Last night marked the grand ribbon cutting and opening of the new Palladio 16 Cinemas in Folsom. The event offered much pomp and circumstance, complete with a limo loop to drive attendees from parking lot to red â€œcarpetâ€ (which is actually a sparkly, red, stone addition to the actual sidewalk).
The theater seats are spacious and cozyâ€”they even recline. The digital picture quality was sharp and pristine. The entire place still smells of plastic and newâ€”except for the entrance, which obviously smelled of freshly popping, buttery corn.

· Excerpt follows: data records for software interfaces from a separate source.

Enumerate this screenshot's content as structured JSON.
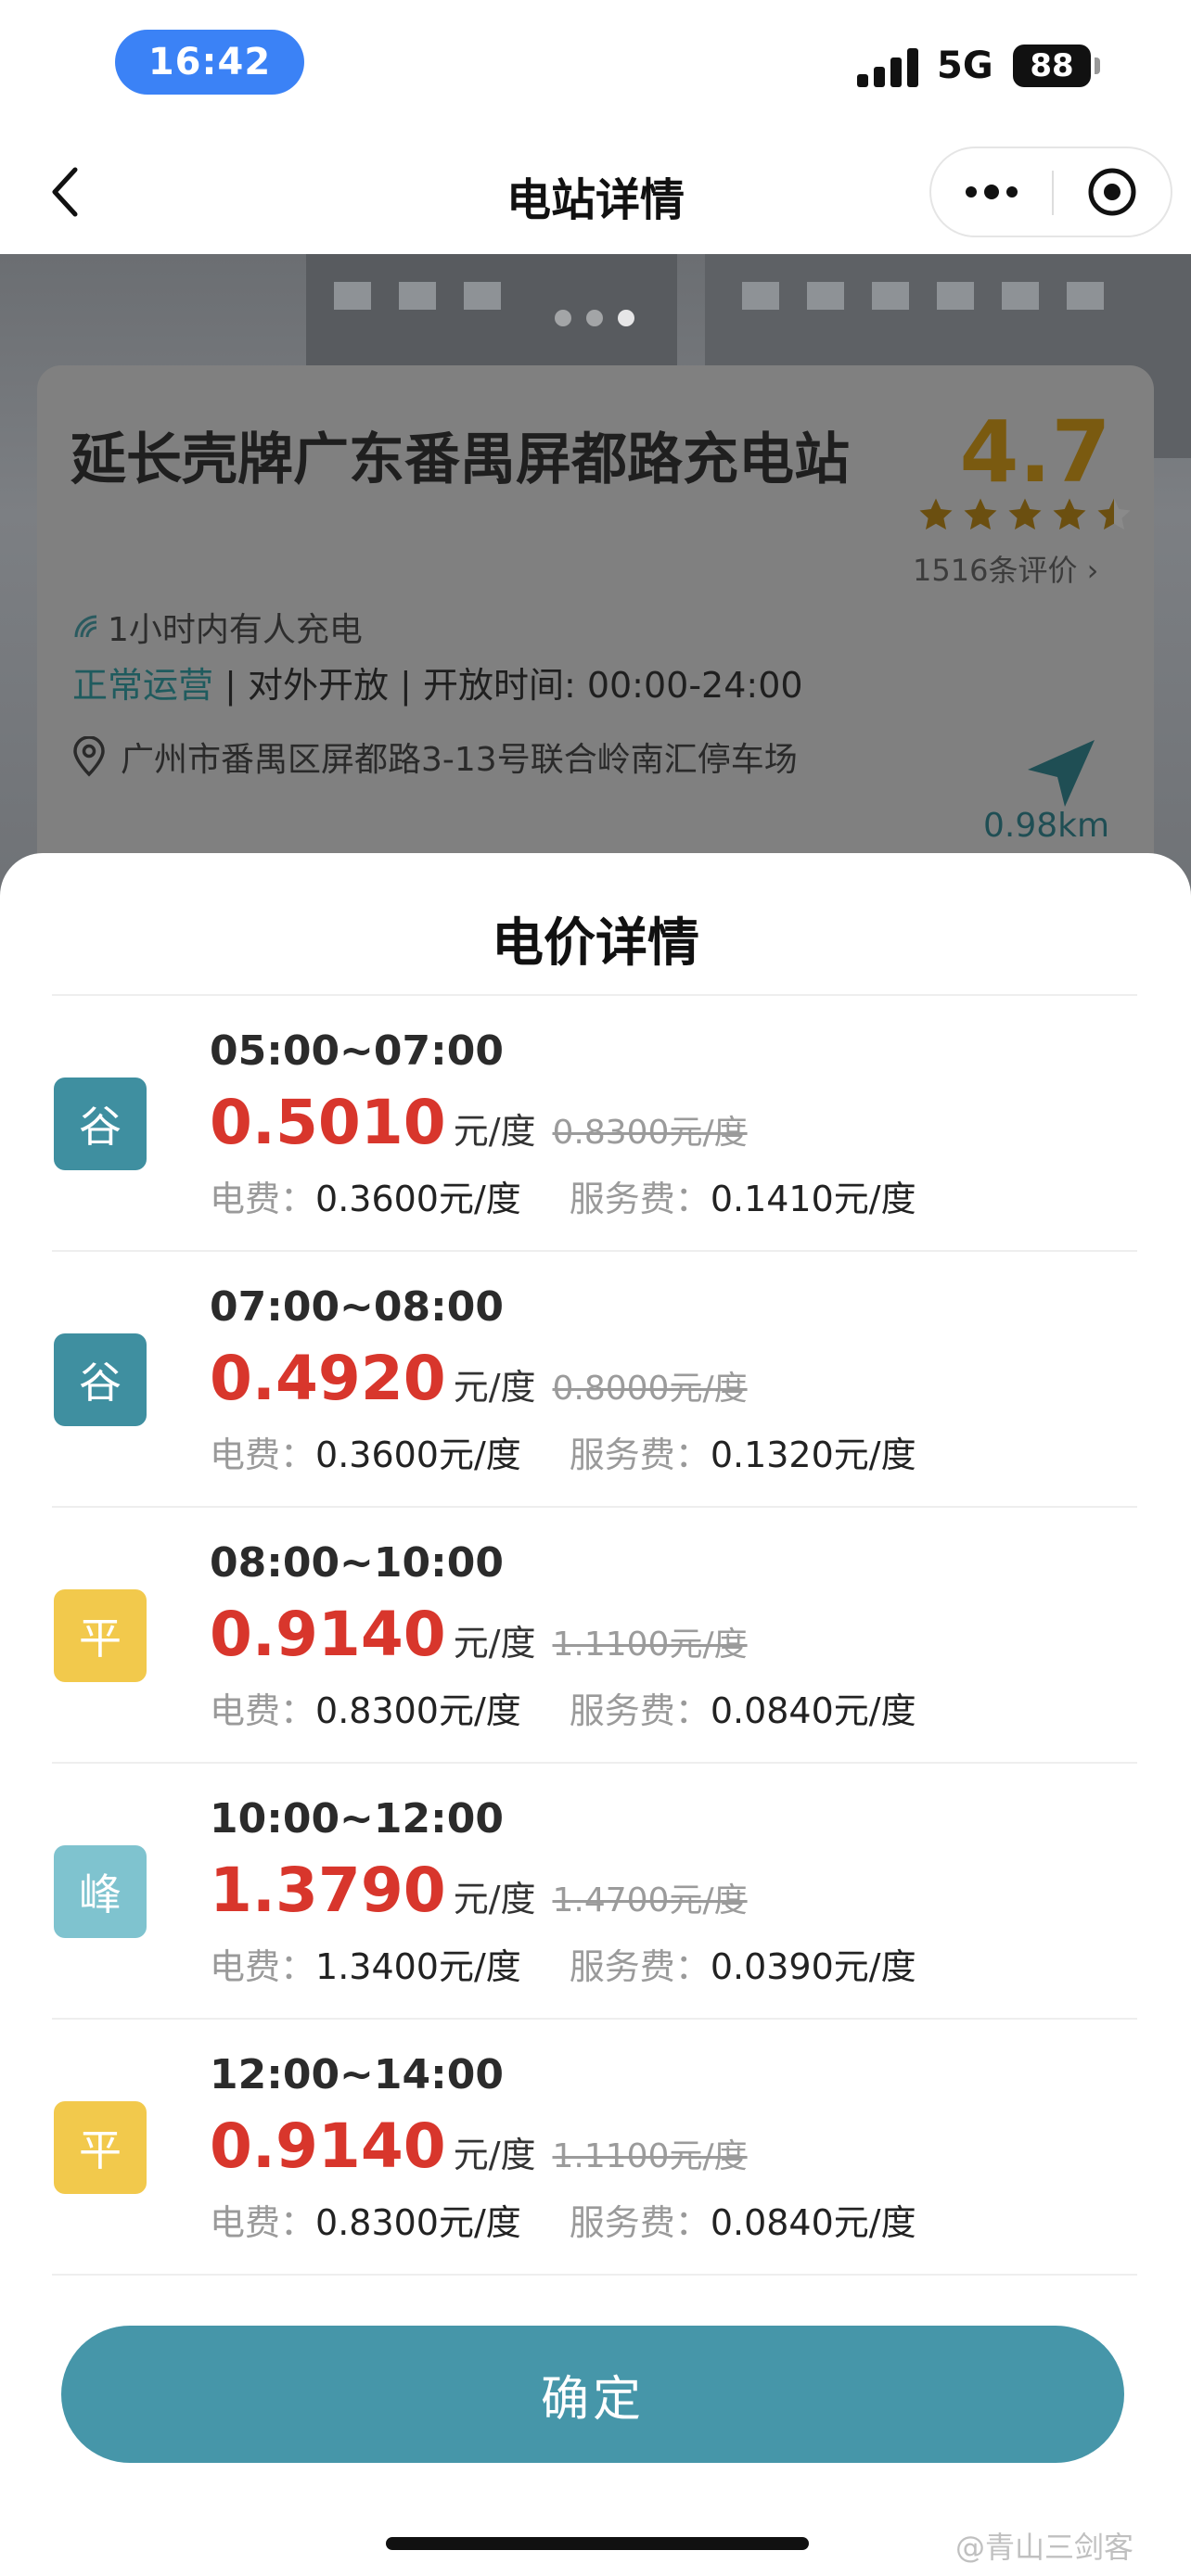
{
  "status_bar": {
    "time": "16:42",
    "network": "5G",
    "battery": "88"
  },
  "nav": {
    "title": "电站详情"
  },
  "station": {
    "name": "延长壳牌广东番禺屏都路充电站",
    "rating": "4.7",
    "stars": 4.5,
    "reviews": "1516条评价",
    "recent_activity": "1小时内有人充电",
    "status": "正常运营",
    "status_rest": " | 对外开放 | 开放时间: 00:00-24:00",
    "address": "广州市番禺区屏都路3-13号联合岭南汇停车场",
    "distance": "0.98km"
  },
  "sheet": {
    "title": "电价详情",
    "labels": {
      "elec": "电费：",
      "service": "服务费："
    },
    "tiers": [
      {
        "badge": "谷",
        "badge_color": "#3f8fa0",
        "time": "05:00~07:00",
        "price": "0.5010",
        "unit": "元/度",
        "original": "0.8300元/度",
        "elec_fee": "0.3600元/度",
        "service_fee": "0.1410元/度"
      },
      {
        "badge": "谷",
        "badge_color": "#3f8fa0",
        "time": "07:00~08:00",
        "price": "0.4920",
        "unit": "元/度",
        "original": "0.8000元/度",
        "elec_fee": "0.3600元/度",
        "service_fee": "0.1320元/度"
      },
      {
        "badge": "平",
        "badge_color": "#f2c94c",
        "time": "08:00~10:00",
        "price": "0.9140",
        "unit": "元/度",
        "original": "1.1100元/度",
        "elec_fee": "0.8300元/度",
        "service_fee": "0.0840元/度"
      },
      {
        "badge": "峰",
        "badge_color": "#7fc3cf",
        "time": "10:00~12:00",
        "price": "1.3790",
        "unit": "元/度",
        "original": "1.4700元/度",
        "elec_fee": "1.3400元/度",
        "service_fee": "0.0390元/度"
      },
      {
        "badge": "平",
        "badge_color": "#f2c94c",
        "time": "12:00~14:00",
        "price": "0.9140",
        "unit": "元/度",
        "original": "1.1100元/度",
        "elec_fee": "0.8300元/度",
        "service_fee": "0.0840元/度"
      }
    ],
    "confirm": "确定"
  },
  "watermark": "@青山三剑客",
  "colors": {
    "accent": "#4696a9",
    "price": "#d8362c",
    "peak": "#7fc3cf",
    "valley": "#3f8fa0",
    "flat": "#f2c94c"
  }
}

Overall, itâ€™s certainly a quality viewing experience. Yet, for the $19 price tag youâ€™ll pay to experience it, you wonâ€™t find any of the exquisite character of The Crest with its grand architecture and artistic detail. Aside from the fancy red sidewalk, itâ€™s just a basic, dark, nondescript theater. You wonâ€™t be hearing the classic Annie song â€œLetâ€™s go to the Moviesâ€ with images of Broadway tap dancers floating through your head. Itâ€™s just another movie theater with an ultra-high ticket price.
Authorities seized 96 marijuana plants worth more than $76,000 after a California Highway Patrol helicopter pilot spotted them growing along a popular bicycle and walking trail in Folsom. In a Thursday news release, Folsom police said the plants were found along the trail in the Sibley Street and Glenn Drive area. (See photo below supplied by the Folsom Police Department.)
This article makes me wonder, however, if it is a smart idea to spend money on “extras” like this in an effort to boost local business.
A report from Folsom city staff puts the total cost of operating the rink for two months during the holidays at $248,000 Ã¢â‚¬â€œ $68,000 more than it is predicted to bring in.
I get that the intent with this project is encourage folks to shop and eat locally, but could the $248,000 be better spent helping local businesses lower their prices? Decrease their lease payments? Or is just full steam ahead and let’s see what happens?
In an effort to control costs, Folsom has a freeze on hiring and discretionary spending, Miller said. But even that won’t be enough to close the budget shortfall, which could be as much as $5 million for the current year if the city were to do nothing.
The most fun thing about Humbug Willow Creek just might be that you can tell people it is “out by the soy sauce factory,” because that just sounds so absurd. But there is indeed a Kikkoman soy sauce factory, out in Folsom near Sutter Street. And next to this salty & aromatic spot of industry you’ll find the Humbug Willow Creek Parkway. (Coincidentally it is also adjacent to a Sake tasting room (I am not making this up) which begs the question of whether there are nice yellowtail in that creek, and some wasabi plants.)
When you take the time to write about food as incessantly as I do, you find yourself in the weighty role of dining adviser to friends and family.Â Whether for a small bite with an old friend or a recommendation on where to take the clients from out of town, my opinion is sought.Â I’m not trying to say that I’m the cool like Shatner, I’m just saying that with the “sac-eats” moniker comes responsibility.Â Most of the time I’m happy to help those I know find the best dining experience within their parameters (i.e.Â close to Music Circus and in and out within 30 minutes, or Thai food in W. Sac, or “I’m in the mood for Viking food and I’m stuck in traffic in Placerville.Â What do you suggest?”).Â However, every now and then someone takes my advice and has a thoroughly rotten time.Â I wind up feeling like an asshole for recommending places that don’t live up to the hype and feel guilty about it for days.Â
So, this was my mood the other day after recommending “Cervantes“Â to my sister and her friends.Â The food was bad, the service weak and the drinks lousy.Â IÂ felt extremely bad about the whole thing, so I offered to take said sister toÂ the new Ruby Tuesday’s in Folsom.